==== RAW DATA

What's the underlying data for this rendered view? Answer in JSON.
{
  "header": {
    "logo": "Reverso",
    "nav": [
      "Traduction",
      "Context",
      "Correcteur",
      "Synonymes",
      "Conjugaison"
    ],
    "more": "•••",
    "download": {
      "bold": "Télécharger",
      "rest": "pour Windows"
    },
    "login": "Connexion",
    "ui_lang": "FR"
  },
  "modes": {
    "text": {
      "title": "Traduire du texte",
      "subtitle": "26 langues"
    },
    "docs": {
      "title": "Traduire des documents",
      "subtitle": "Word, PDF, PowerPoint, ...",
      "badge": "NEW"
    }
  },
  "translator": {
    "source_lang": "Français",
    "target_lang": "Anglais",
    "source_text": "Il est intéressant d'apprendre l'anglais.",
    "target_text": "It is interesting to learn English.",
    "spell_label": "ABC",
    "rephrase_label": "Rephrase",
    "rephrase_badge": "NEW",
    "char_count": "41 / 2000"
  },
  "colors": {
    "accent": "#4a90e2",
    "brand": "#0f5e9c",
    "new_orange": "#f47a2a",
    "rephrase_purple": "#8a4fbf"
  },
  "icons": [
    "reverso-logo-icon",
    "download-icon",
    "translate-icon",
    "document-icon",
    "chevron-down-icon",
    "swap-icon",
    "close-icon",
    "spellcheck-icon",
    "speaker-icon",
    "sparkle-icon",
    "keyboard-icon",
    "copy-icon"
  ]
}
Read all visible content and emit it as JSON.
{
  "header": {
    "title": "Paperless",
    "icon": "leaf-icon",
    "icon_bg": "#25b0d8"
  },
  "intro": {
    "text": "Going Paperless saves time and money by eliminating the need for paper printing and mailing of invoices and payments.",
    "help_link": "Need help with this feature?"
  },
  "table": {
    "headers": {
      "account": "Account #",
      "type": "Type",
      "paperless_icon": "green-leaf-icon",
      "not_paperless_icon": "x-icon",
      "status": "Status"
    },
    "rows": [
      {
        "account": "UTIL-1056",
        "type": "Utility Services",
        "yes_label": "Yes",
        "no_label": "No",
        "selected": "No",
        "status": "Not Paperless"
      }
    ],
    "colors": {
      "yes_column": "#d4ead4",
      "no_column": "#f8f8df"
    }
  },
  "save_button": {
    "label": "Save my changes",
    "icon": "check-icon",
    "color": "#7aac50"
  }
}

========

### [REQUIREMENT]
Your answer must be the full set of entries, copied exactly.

### [RESULT]
What's the underlying data for this rendered view? Answer in JSON.
{
  "header": {
    "logo": "Reverso",
    "nav": [
      "Traduction",
      "Context",
      "Correcteur",
      "Synonymes",
      "Conjugaison"
    ],
    "more": "•••",
    "download": {
      "bold": "Télécharger",
      "rest": "pour Windows"
    },
    "login": "Connexion",
    "ui_lang": "FR"
  },
  "modes": {
    "text": {
      "title": "Traduire du texte",
      "subtitle": "26 langues"
    },
    "docs": {
      "title": "Traduire des documents",
      "subtitle": "Word, PDF, PowerPoint, ...",
      "badge": "NEW"
    }
  },
  "translator": {
    "source_lang": "Français",
    "target_lang": "Anglais",
    "source_text": "Il est intéressant d'apprendre l'anglais.",
    "target_text": "It is interesting to learn English.",
    "spell_label": "ABC",
    "rephrase_label": "Rephrase",
    "rephrase_badge": "NEW",
    "char_count": "41 / 2000"
  },
  "colors": {
    "accent": "#4a90e2",
    "brand": "#0f5e9c",
    "new_orange": "#f47a2a",
    "rephrase_purple": "#8a4fbf"
  },
  "icons": [
    "reverso-logo-icon",
    "download-icon",
    "translate-icon",
    "document-icon",
    "chevron-down-icon",
    "swap-icon",
    "close-icon",
    "spellcheck-icon",
    "speaker-icon",
    "sparkle-icon",
    "keyboard-icon",
    "copy-icon"
  ]
}
Read all visible content and emit it as JSON.
{
  "header": {
    "title": "Paperless",
    "icon": "leaf-icon",
    "icon_bg": "#25b0d8"
  },
  "intro": {
    "text": "Going Paperless saves time and money by eliminating the need for paper printing and mailing of invoices and payments.",
    "help_link": "Need help with this feature?"
  },
  "table": {
    "headers": {
      "account": "Account #",
      "type": "Type",
      "paperless_icon": "green-leaf-icon",
      "not_paperless_icon": "x-icon",
      "status": "Status"
    },
    "rows": [
      {
        "account": "UTIL-1056",
        "type": "Utility Services",
        "yes_label": "Yes",
        "no_label": "No",
        "selected": "No",
        "status": "Not Paperless"
      }
    ],
    "colors": {
      "yes_column": "#d4ead4",
      "no_column": "#f8f8df"
    }
  },
  "save_button": {
    "label": "Save my changes",
    "icon": "check-icon",
    "color": "#7aac50"
  }
}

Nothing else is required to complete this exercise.